Look through the records, and whenever a line includes the word "from", copy it.

─── Data extract

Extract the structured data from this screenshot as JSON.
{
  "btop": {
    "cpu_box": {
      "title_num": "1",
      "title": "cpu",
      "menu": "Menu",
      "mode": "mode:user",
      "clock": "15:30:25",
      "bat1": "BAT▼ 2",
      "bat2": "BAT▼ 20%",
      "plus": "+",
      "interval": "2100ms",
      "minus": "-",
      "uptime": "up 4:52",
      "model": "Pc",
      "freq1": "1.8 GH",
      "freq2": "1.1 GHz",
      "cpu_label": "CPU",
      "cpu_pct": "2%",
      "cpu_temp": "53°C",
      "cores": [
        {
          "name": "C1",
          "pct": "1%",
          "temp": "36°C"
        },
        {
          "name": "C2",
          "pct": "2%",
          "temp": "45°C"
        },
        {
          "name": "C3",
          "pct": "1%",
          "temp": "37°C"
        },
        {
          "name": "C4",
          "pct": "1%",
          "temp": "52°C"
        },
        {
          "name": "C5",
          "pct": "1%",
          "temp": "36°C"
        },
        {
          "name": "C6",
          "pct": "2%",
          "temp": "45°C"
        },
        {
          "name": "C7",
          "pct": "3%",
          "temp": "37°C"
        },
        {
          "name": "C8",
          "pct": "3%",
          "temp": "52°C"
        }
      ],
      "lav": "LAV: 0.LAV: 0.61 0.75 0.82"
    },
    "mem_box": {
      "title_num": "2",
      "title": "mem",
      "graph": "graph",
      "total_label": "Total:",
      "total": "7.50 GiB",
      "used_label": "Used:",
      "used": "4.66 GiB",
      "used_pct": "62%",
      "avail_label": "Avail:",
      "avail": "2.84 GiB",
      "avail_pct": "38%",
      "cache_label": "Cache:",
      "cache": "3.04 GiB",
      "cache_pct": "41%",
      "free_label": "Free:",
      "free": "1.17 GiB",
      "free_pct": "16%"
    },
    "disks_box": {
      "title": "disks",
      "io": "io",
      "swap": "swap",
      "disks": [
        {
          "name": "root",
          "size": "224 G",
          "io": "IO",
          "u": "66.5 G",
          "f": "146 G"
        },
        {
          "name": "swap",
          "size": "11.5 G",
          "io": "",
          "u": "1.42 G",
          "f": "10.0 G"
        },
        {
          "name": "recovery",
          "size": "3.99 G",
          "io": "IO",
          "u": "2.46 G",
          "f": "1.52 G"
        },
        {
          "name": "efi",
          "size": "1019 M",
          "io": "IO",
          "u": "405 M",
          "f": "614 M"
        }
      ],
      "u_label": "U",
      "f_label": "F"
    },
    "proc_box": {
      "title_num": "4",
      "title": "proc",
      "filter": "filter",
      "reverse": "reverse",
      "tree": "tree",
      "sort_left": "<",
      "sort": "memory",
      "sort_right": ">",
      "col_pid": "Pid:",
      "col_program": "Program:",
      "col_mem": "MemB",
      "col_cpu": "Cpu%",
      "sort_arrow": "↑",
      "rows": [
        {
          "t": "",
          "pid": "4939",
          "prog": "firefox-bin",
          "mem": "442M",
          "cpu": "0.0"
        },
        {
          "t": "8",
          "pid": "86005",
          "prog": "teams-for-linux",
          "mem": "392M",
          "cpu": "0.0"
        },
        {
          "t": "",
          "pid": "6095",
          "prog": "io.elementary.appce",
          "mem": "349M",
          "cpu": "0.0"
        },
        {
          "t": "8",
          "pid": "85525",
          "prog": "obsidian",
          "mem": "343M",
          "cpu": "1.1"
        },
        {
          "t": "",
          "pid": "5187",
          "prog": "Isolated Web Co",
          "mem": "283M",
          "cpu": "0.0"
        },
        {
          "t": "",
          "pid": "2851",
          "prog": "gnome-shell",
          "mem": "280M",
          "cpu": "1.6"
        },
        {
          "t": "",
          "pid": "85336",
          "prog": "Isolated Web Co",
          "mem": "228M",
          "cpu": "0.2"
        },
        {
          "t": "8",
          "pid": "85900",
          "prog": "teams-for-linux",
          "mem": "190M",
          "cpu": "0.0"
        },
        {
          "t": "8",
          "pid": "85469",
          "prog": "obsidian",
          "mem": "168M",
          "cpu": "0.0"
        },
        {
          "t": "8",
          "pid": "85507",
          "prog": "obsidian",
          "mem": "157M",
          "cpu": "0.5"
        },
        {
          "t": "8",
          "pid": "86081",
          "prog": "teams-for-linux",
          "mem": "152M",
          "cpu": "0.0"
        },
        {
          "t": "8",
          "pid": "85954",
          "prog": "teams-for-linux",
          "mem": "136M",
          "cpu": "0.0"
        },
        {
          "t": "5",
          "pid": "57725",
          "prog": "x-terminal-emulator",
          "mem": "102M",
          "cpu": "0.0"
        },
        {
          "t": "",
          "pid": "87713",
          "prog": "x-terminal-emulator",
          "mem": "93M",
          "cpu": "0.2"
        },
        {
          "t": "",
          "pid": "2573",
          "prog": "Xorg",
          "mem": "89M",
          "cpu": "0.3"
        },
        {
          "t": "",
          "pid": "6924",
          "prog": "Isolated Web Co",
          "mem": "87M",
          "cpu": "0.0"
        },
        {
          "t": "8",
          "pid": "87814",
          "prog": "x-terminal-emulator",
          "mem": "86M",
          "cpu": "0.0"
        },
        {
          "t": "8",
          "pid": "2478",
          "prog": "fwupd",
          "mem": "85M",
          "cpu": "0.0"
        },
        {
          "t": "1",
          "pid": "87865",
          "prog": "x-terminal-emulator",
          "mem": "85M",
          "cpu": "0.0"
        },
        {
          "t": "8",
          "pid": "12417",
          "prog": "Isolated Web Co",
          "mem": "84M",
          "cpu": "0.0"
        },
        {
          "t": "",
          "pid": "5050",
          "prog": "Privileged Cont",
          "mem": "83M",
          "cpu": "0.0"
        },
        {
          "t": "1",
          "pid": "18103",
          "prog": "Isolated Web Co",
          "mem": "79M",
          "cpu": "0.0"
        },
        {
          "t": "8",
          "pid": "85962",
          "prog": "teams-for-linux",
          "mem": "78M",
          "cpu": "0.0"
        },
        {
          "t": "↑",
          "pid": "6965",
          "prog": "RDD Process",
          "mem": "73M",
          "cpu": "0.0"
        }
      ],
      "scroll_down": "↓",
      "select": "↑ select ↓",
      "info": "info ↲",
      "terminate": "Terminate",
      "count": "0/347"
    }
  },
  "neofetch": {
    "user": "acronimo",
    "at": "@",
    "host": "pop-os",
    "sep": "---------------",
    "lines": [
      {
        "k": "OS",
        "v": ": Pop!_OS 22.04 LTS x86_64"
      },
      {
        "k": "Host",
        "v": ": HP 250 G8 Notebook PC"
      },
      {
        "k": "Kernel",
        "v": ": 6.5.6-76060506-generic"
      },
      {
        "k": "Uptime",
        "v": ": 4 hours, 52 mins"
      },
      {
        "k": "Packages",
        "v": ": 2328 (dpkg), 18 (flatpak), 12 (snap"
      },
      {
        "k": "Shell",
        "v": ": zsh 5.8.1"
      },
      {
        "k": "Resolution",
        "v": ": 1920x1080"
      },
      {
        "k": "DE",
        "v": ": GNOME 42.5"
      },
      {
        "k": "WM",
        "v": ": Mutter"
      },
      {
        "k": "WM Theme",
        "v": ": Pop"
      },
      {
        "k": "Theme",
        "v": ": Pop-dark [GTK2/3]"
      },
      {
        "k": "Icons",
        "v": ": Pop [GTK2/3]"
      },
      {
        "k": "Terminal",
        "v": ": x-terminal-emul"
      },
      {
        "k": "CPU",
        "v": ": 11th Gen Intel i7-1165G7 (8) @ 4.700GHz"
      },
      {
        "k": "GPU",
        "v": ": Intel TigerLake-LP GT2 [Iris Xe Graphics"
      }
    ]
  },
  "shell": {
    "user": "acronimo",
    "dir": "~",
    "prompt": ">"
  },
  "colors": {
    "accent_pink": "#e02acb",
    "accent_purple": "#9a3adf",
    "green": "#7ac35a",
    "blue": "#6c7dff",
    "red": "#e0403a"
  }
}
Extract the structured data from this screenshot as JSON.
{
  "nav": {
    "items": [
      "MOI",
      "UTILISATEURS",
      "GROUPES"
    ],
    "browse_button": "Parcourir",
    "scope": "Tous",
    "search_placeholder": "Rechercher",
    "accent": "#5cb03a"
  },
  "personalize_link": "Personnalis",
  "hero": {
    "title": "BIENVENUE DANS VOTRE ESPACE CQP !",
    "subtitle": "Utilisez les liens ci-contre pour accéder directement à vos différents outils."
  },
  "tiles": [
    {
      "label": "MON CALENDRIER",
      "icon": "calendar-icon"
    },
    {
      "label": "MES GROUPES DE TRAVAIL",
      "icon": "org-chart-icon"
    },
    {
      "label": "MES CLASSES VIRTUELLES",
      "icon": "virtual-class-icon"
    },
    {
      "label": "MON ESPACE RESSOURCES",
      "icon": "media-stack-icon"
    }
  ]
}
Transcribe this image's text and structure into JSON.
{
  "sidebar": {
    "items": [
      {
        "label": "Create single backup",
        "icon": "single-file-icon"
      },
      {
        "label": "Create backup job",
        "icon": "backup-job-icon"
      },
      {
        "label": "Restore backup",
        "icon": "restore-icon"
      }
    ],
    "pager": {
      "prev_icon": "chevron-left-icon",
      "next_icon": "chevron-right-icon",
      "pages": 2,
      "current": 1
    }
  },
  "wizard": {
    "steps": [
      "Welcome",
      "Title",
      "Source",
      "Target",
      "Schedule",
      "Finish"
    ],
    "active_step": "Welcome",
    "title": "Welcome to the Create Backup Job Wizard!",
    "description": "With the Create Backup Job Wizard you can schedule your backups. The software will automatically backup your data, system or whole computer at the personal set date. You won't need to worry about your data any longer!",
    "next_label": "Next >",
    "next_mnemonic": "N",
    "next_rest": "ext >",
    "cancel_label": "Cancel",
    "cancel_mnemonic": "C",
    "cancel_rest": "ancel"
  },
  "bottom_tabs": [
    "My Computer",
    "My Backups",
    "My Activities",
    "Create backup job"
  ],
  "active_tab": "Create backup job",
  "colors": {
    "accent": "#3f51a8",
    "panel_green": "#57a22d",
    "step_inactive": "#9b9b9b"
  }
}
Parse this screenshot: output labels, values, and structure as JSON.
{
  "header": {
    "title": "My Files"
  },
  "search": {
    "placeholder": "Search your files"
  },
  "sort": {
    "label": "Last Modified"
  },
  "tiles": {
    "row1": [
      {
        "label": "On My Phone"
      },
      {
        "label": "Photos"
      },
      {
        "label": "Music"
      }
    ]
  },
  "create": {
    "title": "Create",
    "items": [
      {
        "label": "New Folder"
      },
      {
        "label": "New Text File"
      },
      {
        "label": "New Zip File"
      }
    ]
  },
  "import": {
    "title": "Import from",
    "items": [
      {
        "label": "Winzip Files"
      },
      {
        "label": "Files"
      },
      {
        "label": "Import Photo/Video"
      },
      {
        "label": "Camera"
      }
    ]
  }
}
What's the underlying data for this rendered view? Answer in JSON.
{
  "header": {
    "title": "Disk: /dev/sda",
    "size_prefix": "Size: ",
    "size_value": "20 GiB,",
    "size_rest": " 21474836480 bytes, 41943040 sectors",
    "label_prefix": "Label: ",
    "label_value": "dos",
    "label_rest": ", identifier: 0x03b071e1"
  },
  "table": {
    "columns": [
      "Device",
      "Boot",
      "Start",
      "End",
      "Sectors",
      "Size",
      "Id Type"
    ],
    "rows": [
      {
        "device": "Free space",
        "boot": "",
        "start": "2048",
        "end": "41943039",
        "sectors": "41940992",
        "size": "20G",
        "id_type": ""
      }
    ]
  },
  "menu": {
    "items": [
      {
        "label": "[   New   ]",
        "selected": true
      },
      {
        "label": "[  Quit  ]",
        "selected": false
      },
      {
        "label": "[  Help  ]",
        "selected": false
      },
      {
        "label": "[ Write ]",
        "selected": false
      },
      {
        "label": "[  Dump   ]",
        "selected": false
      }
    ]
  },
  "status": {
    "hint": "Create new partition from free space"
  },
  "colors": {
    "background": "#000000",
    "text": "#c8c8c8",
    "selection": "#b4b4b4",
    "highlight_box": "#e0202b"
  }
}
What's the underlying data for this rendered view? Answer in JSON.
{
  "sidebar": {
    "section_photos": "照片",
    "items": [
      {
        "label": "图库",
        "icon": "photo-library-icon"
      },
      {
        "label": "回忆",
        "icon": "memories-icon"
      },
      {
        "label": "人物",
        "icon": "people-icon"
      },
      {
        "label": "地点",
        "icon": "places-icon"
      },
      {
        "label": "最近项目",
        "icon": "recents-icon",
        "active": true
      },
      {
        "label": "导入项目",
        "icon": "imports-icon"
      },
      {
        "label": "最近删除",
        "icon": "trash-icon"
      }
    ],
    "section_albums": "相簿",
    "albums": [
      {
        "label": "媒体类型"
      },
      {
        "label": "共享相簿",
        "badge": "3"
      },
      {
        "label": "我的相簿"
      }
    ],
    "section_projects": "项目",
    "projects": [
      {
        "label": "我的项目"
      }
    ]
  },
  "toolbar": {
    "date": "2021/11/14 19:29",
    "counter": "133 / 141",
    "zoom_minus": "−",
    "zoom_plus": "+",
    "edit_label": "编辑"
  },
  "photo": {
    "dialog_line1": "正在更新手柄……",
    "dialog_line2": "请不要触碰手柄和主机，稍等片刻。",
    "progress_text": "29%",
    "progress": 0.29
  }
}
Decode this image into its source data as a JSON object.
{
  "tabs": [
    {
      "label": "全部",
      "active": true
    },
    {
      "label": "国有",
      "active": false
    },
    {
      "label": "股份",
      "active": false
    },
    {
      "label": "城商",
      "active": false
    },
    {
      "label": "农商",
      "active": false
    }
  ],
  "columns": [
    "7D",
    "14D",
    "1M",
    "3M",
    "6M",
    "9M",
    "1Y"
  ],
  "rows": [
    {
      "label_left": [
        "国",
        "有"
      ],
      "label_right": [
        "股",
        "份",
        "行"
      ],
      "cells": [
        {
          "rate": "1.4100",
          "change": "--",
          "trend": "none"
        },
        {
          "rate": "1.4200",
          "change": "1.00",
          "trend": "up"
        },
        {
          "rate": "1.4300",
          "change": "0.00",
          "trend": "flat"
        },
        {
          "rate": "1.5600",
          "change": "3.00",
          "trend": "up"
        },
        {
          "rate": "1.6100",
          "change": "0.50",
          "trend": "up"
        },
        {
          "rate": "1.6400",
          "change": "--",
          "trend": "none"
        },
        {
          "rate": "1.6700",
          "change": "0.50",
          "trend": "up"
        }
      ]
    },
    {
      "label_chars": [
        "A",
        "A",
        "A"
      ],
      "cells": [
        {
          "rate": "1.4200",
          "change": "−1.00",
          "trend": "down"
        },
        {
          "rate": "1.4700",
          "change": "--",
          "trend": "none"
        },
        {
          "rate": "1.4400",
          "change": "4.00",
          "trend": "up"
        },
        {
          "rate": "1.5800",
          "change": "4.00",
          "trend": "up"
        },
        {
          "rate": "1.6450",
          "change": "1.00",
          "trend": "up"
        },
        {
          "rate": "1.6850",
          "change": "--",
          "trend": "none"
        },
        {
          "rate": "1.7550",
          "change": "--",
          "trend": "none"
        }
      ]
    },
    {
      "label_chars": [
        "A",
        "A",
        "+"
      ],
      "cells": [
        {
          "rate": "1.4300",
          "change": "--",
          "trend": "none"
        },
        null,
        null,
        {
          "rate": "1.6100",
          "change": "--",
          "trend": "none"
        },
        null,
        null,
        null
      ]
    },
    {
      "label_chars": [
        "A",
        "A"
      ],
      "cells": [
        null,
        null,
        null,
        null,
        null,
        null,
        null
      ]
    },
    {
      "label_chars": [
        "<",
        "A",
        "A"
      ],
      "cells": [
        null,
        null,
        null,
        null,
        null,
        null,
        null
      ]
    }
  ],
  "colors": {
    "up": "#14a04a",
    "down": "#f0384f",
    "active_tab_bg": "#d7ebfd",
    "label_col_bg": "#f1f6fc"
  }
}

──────

▸ **Response area**
Extract the structured data from this screenshot as JSON.
Extract the structured data from this screenshot as JSON.
    "title": "Import from",
    "hint": "Create new partition from free space"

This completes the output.